For anyone who is truly passionate about crafts, having a dedicated room for the purpose makes an amazing difference. Access to all the right equipment and materials exactly where they’re needed makes the process much easier – no more retrieving bits and pieces from down the back of the sofa or having to clear a project at a delicate stage off the dining table in time for dinner. No more having to fit around other peoples’ activities in the same space. A dedicated craft room means that the crafter can also acquire the mental freedom that’s needed to concentrate on being creative.
All sorts of rooms can be adapted for this purpose. A spare bedroom is often easiest and may benefit from existing cupboard storage space. A loft space can provide great overhead lighting if there are skylights, but it can be quite an effort to get furnishings and larger pieces of equipment up there. A garden room is ideal in terms of natural light and works well as long as it can be kept warm enough in winter.
Letting in the light
Setting up the right lighting in a craft room is of prime importance, making it possible to focus on the work properly and to see small details. Nothing beats natural light, so a room with big windows is best and mirrors can be used to bounce that light around. Sometimes, though – in the height of summer or when there’s snow on the ground – that light can get too much. Shutters like the ones at Plantation Shutters are a great solution. They don’t get in the way or catch on things as curtains can and they provide fine control over the amount of light entering the room.
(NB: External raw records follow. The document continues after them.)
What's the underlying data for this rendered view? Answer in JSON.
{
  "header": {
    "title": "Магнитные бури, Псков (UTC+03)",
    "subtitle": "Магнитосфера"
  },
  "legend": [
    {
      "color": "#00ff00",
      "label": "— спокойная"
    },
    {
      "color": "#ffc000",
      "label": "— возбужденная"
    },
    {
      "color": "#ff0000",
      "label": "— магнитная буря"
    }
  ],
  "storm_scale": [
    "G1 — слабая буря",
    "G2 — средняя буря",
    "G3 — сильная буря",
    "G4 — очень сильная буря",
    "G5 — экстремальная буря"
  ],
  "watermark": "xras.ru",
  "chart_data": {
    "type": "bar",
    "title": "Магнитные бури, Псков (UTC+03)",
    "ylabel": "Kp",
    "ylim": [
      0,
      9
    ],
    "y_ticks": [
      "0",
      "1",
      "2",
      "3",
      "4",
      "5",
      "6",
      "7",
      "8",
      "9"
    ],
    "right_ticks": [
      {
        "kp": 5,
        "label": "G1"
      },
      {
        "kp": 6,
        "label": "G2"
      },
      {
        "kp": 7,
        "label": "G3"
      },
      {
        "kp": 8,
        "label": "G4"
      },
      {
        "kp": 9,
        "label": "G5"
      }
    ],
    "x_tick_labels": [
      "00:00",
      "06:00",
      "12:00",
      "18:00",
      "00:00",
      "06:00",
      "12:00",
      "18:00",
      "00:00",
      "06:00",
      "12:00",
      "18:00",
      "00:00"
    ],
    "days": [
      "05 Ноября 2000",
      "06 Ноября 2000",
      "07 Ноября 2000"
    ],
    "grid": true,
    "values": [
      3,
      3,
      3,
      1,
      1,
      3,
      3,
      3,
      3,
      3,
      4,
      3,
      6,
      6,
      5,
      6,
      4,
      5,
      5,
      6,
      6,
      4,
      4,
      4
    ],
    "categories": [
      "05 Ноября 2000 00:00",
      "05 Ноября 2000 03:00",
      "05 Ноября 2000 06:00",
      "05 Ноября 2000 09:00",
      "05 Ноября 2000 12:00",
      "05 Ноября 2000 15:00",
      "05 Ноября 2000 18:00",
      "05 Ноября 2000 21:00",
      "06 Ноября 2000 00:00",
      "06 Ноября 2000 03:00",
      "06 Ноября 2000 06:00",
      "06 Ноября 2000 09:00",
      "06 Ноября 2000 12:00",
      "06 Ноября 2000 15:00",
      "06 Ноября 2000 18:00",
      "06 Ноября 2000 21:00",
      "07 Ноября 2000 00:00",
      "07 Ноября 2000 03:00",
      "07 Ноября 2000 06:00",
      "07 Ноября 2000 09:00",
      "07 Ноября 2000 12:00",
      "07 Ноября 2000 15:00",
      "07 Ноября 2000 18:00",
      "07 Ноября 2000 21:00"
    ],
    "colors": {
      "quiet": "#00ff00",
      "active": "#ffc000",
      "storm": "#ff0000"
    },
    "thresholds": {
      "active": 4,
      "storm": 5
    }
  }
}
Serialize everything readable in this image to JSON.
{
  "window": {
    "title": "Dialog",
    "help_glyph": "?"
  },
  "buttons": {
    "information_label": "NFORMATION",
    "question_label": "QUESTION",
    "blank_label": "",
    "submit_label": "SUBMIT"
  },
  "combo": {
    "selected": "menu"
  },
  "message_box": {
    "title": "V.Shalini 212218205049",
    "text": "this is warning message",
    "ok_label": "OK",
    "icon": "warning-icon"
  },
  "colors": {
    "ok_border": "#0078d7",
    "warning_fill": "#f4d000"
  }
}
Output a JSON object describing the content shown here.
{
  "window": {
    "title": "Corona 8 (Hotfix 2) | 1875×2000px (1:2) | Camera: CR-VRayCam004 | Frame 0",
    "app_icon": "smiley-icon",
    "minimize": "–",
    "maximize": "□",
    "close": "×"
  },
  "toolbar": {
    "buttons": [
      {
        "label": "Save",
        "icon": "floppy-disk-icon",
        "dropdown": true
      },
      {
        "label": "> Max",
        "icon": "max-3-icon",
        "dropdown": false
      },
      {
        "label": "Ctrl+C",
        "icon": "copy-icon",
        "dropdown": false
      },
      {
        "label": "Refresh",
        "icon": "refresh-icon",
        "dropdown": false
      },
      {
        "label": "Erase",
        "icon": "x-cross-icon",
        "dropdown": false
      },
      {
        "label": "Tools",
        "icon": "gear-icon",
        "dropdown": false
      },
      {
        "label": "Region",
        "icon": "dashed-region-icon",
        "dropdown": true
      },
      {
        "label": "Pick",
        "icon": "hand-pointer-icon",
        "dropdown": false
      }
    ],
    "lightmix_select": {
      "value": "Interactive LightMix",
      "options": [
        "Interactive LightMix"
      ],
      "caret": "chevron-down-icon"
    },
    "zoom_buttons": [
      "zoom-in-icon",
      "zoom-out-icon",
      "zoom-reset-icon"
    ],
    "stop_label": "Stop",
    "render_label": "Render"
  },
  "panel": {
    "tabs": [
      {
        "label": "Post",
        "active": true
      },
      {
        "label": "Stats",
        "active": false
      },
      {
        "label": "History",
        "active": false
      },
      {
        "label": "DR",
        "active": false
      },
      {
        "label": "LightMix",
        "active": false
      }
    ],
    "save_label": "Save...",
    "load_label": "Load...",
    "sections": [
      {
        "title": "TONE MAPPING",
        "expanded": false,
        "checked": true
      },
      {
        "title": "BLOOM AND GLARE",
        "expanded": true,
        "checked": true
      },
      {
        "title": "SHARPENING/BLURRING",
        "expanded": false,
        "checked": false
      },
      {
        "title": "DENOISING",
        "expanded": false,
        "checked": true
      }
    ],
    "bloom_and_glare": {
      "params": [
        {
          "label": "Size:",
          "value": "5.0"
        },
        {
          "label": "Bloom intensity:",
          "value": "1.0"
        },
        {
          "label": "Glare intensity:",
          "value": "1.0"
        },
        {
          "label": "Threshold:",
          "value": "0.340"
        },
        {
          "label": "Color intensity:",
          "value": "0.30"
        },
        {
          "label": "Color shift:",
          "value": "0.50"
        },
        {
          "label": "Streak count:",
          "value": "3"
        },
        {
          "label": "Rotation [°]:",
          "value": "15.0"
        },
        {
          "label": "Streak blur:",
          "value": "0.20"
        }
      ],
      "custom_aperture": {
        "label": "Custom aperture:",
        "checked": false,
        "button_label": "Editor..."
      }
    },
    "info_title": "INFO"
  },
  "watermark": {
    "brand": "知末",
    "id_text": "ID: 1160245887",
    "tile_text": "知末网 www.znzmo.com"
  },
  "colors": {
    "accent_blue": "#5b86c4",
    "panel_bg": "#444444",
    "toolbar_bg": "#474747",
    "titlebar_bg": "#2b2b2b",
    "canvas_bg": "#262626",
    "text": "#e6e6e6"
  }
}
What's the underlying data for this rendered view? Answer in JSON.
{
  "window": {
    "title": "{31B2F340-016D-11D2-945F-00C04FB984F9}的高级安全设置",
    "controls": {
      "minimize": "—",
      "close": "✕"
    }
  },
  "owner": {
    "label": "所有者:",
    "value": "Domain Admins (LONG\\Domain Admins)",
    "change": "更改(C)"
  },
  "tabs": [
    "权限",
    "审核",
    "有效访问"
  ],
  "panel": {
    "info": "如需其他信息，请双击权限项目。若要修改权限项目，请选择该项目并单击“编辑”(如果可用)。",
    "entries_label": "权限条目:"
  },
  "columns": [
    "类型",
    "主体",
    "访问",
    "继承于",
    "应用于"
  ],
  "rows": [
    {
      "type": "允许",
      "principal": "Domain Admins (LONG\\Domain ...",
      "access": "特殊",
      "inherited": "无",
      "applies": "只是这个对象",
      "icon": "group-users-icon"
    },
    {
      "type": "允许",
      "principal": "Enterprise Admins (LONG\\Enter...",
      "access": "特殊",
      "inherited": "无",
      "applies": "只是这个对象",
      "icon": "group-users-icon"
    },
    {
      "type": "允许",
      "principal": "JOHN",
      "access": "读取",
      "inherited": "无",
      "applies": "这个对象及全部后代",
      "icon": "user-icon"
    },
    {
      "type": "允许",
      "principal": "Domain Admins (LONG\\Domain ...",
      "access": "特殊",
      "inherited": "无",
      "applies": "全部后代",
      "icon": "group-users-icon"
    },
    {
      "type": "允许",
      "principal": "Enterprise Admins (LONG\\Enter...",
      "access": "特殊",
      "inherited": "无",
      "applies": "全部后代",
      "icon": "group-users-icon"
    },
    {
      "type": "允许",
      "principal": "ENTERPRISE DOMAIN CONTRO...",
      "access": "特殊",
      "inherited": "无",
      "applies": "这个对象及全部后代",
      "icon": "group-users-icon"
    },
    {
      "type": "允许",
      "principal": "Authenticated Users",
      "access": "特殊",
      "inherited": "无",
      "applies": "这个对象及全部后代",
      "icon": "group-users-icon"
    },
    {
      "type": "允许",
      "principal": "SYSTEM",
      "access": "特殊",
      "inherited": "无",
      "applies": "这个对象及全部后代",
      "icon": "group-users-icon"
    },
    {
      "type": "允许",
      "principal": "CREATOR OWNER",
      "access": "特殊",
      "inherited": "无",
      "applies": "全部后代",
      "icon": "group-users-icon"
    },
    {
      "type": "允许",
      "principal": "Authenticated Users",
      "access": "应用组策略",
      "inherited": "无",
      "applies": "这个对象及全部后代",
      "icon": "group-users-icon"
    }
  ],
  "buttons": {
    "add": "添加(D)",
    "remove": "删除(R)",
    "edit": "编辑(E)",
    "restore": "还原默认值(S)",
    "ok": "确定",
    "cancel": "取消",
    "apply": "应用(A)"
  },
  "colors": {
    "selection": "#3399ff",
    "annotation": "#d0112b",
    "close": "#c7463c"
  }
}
For evening work, a good desk lamp is a must, but it’s also important to have enough light in the rest of the room to make finding things easy. A dimmer switch can be helpful in getting the balance right. You can also obtain daylight bulbs, even in the new low-energy versions, that simulate natural daylight.
Setting up storage
Good storage is essential in a craft room. Because many craft items are small, it’s important to keep them well organised so they don’t get lost. Plastic tubs are useful for this – either transparent or carefully labelled ones – and shelving can be chosen to store them. Whilst it’s useful to keep the items that are needed most often closest to the workspace, it’s a good idea to use alphabetical order on the rest of the shelving to make finding things easier.
Alongside shelving, pin boards and hooks on the wall can be useful for many things. A tall storage bin is handy for rolls of fabric; paper or card and wall-mounted rollers are great for ribbon and tape.
The right workspace
Having a good workstation is also important for happy crafting. Exactly what’s needed will depend on the craft involved. For instance, working with fabric or large pieces of paper might mean a large table is needed for spreading things out (extending dining tables are great for this), but some things are universal. These include having an adjustable seat and a table or desk at the right height, a convenient wastebasket and handy nearby storage (shelves or small drawers) for the most commonly needed items. If these details are right, the rest will follow.